News

How Are The Coldstream Guards Preparing For Her Majesty The Queen's Birthday?

The 1st Battalion Coldstream Guards has been given the honour of Trooping its Colour for the Queen’s Birthday parade on 9 June.

Cover image: Andrew Matthews/Press Association.

The 1st Battalion Coldstream Guards has been given the honour of Trooping its Colour for the Queen’s Birthday parade this year on 9 June.

On the day, the battalion will have to perfect hundreds of precision drill moves and put on their best uniform display.

In preparation, soldiers have been undergoing inspections at Victoria Barracks, Windsor, by a host of Army judges: the Garrison Sergeant Major, the Master Tailor, the Brigade Major, and the Major General Commanding the Household Division, Major General Ben Bathurst.

Troops were on military knowledge, history, values and standards, while their uniforms, presentation and drill will be minutely examined.

It allows time for any flaws to be corrected in time for Trooping the Colour.

Who Are The Coldstream Guards?

It is the oldest Regiment in the British Army, having been in constant service since 1650.

The Coldstream Guards are highly decorated, winning a total of 13 Victoria Crosses.

They have served operationally in Northern Ireland, Bosnia, Iraq, and Afghanistan.

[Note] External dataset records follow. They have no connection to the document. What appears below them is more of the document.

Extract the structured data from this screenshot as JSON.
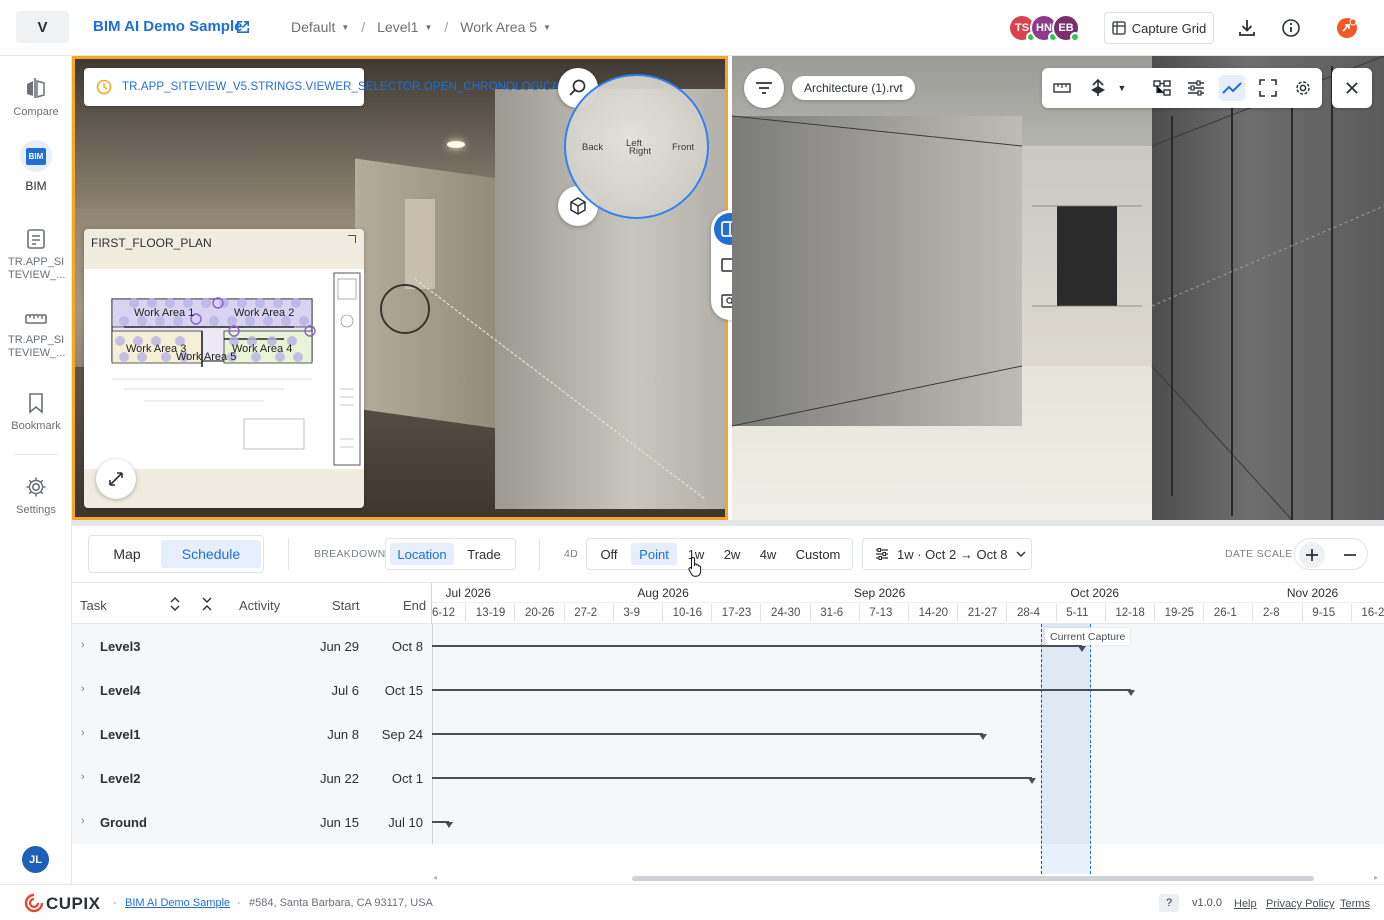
{
  "header": {
    "brand_letter": "V",
    "project_title": "BIM AI Demo Sample",
    "breadcrumbs": [
      "Default",
      "Level1",
      "Work Area 5"
    ],
    "collaborators": [
      {
        "initials": "TS",
        "color": "#d9434f"
      },
      {
        "initials": "HN",
        "color": "#8e3a8c"
      },
      {
        "initials": "EB",
        "color": "#7a2f6b"
      }
    ],
    "capture_grid_label": "Capture Grid"
  },
  "sidebar": {
    "items": [
      {
        "label": "Compare"
      },
      {
        "label": "BIM",
        "badge": "BIM"
      },
      {
        "label": "TR.APP_SI TEVIEW_..."
      },
      {
        "label": "TR.APP_SI TEVIEW_..."
      },
      {
        "label": "Bookmark"
      },
      {
        "label": "Settings"
      }
    ],
    "user_initials": "JL"
  },
  "photo_viewer": {
    "selector_text": "TR.APP_SITEVIEW_V5.STRINGS.VIEWER_SELECTOR.OPEN_CHRONOLOGICAL",
    "compass": {
      "back": "Back",
      "left": "Left",
      "right": "Right",
      "front": "Front"
    },
    "minimap": {
      "title": "FIRST_FLOOR_PLAN",
      "areas": [
        "Work Area 1",
        "Work Area 2",
        "Work Area 3",
        "Work Area 4",
        "Work Area 5"
      ]
    }
  },
  "bim_viewer": {
    "model_name": "Architecture (1).rvt"
  },
  "schedule": {
    "tabs": [
      "Map",
      "Schedule"
    ],
    "active_tab": "Schedule",
    "breakdown_label": "BREAKDOWN",
    "breakdown_options": [
      "Location",
      "Trade"
    ],
    "breakdown_active": "Location",
    "fourd_label": "4D",
    "fourd_options": [
      "Off",
      "Point",
      "1w",
      "2w",
      "4w",
      "Custom"
    ],
    "fourd_active": "Point",
    "range_text": "1w · Oct 2 → Oct 8",
    "date_scale_label": "DATE SCALE",
    "columns": {
      "task": "Task",
      "activity": "Activity",
      "start": "Start",
      "end": "End"
    },
    "months": [
      "Jul 2026",
      "Aug 2026",
      "Sep 2026",
      "Oct 2026",
      "Nov 2026"
    ],
    "weeks": [
      "6-12",
      "13-19",
      "20-26",
      "27-2",
      "3-9",
      "10-16",
      "17-23",
      "24-30",
      "31-6",
      "7-13",
      "14-20",
      "21-27",
      "28-4",
      "5-11",
      "12-18",
      "19-25",
      "26-1",
      "2-8",
      "9-15",
      "16-2"
    ],
    "rows": [
      {
        "name": "Level3",
        "start": "Jun 29",
        "end": "Oct 8"
      },
      {
        "name": "Level4",
        "start": "Jul 6",
        "end": "Oct 15"
      },
      {
        "name": "Level1",
        "start": "Jun 8",
        "end": "Sep 24"
      },
      {
        "name": "Level2",
        "start": "Jun 22",
        "end": "Oct 1"
      },
      {
        "name": "Ground",
        "start": "Jun 15",
        "end": "Jul 10"
      }
    ],
    "current_capture_label": "Current Capture"
  },
  "footer": {
    "logo": "CUPIX",
    "project_link": "BIM AI Demo Sample",
    "address": "#584, Santa Barbara, CA 93117, USA",
    "help_glyph": "?",
    "version": "v1.0.0",
    "links": [
      "Help",
      "Privacy Policy",
      "Terms"
    ]
  }
}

On completion of Trooping the Colour, the regiment will prepare to deploy to Malaysia in the autumn for an operational training exercise.

Homecoming for the Coldstream Guards

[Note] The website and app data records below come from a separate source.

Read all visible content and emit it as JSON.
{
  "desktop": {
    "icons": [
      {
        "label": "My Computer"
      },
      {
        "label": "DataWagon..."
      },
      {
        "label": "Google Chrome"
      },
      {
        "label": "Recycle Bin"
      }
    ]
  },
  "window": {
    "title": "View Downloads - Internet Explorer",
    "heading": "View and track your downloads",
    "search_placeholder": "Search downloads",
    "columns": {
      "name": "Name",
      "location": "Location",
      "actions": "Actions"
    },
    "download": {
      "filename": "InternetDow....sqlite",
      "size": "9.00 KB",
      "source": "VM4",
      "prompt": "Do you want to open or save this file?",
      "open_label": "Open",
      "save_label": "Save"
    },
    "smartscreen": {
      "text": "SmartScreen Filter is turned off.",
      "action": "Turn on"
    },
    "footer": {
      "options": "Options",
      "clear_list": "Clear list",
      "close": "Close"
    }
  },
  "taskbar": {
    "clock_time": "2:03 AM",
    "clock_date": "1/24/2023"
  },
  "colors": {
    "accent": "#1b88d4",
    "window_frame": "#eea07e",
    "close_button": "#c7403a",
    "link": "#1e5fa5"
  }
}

What Does 'Trooping The Colour' Mean?

Colours are the Regimental Flags of the British Army, originally used as rallying points on the battlefield as long ago as the Kings of Babylon.

They were vital in a time before modern communications, when it was all too easy for troops to become disorientated on a battlefield.

Colours were last carried into action by the 58th Foot in South Africa in 1881.

They are always carried by an officer and accompanied by an armed escort.

In the middle ages, each Lord or Baron flew his banner as a sign by which his followers could distinguish him in battle.

By the time of Elizabeth I's reign, there were many low born captains in the infantry who had no arms to bear on their standards and had to trust to the distinction of colour only.

Consequently, their battle flags assumed a variety of hues and came to be known as 'colours'.

Tags